Disclosure: No positions on Google (GOOG) or eBay (EBAY)

Holding Dividend Stocks For Life…Illusion Or Reality?

By: ispeculatornew | Date posted: 08.18.2011 (5:00 am)

I always find it interesting when authors post about dividend stocks that can be held for life. How is it possible to know what a company will look like 20, 30, or even 50 years from now? It blows my mind. I understand the fact that it makes an attractive headline that can bring in a lot of visitors. Who wouldn’t want to take a few minutes of research to find a stock that can be held for several decades?

Don’t get me wrong, I would love to be able to determine a stock that should be owned for the next 50 years. I would also love to have money growing on trees but that doesn’t necessarily happen. Buying stocks like Coca-Cola (KO), Proctor & Gamble (PG) and ,any of the dividend aristocrats would surely have been a winning strategy, no doubt about that. It is much easier to take out such examples after the fact however.

I’m not saying that long term investing can’t work, far from it. I strongly believe in long term investing and have been working on my dividend sustainability set of criteria. These are all built with one clear objective: Finding long term value stocks is not that difficult and we do a lot of such research both on the blog and in our newsletter. Would I consider those stocks good for my entire life? No. However, they hopefully will turn out to be just that. Stocks that have strong balance sheets, strong brands, that are able to increase sales, earnings and dividends every year and should be able to do so in the short to medium term are stocks that will hopefully be great dividend plays for decades to come.

Is it possible that the difference between what these authors describe as “life long dividend stocks” and what I understand is simply in the meaning? Very much so. To me, saying that you are buying a stock for life means that you do not need to look back on the purchase and re-evaluate the stock every year, that you are ready to go on “auto-pilot”. I very much think that every stock should be re-evaluated every year.

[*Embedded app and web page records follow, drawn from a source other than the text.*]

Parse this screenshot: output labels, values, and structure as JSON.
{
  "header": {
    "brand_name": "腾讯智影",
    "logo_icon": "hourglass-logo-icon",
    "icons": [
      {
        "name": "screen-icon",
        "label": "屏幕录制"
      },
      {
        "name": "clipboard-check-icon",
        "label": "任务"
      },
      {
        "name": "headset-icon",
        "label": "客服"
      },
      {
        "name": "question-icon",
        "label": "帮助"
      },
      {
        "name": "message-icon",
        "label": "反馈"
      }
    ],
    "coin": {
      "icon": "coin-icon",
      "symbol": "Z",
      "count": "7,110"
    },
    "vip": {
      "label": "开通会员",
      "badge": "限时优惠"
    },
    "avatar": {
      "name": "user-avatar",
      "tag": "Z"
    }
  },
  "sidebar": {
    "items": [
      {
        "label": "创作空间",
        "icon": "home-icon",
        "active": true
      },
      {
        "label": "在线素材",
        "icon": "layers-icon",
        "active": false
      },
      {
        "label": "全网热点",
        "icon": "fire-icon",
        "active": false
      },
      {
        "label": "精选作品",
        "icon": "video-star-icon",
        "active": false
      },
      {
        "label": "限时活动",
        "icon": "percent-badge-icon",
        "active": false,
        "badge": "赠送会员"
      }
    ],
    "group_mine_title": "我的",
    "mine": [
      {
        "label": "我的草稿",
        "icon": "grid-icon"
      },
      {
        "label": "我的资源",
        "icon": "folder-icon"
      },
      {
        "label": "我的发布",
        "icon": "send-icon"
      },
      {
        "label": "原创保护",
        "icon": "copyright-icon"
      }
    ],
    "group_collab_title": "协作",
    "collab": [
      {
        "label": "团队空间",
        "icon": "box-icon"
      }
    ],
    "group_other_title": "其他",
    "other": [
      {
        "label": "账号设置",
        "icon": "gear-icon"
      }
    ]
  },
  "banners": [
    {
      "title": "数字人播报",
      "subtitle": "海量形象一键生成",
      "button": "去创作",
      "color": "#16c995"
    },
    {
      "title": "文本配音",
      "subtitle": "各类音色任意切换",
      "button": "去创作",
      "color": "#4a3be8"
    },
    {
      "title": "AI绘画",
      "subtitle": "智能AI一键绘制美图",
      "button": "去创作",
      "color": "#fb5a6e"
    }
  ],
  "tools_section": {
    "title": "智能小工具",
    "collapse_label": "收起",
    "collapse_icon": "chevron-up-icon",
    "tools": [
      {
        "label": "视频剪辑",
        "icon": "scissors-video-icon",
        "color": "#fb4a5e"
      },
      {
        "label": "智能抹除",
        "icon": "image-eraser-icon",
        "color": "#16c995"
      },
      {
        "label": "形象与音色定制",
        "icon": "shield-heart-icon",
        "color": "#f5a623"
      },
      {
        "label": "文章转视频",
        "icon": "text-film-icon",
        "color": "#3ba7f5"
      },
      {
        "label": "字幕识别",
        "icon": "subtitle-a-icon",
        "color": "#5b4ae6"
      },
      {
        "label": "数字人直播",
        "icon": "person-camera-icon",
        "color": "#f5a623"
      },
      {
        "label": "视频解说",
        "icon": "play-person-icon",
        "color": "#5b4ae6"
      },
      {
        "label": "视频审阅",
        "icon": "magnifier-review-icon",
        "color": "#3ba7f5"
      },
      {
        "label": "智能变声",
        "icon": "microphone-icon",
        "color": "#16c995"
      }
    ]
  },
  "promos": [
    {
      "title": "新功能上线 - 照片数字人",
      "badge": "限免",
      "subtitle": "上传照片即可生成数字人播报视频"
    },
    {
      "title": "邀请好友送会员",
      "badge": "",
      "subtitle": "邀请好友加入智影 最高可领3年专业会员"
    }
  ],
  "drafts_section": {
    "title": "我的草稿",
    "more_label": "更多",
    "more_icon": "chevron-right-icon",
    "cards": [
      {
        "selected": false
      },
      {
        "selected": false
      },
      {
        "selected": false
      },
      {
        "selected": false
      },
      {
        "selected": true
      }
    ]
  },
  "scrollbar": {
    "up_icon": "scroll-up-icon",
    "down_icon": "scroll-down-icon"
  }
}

Chances are that quality stocks will make the cut for several years. I would not just automatically assume that it will though.

Is it just me?

Closing Trade (TZOO, DMD)

By: ispeculatornew | Date posted: 08.18.2011 (3:55 am)

It has certainly been an amazing year so far and while our annualized return still stands strong at +138%, this latest trade was not a success. The trade had almost been closed recently but an intra day rebound by Demand Media had helped it escape its stop loss point. Yesterday’s 10% decline in Travelzoo proved too much though and the trade will be closed this morning, it currently stands at -27%!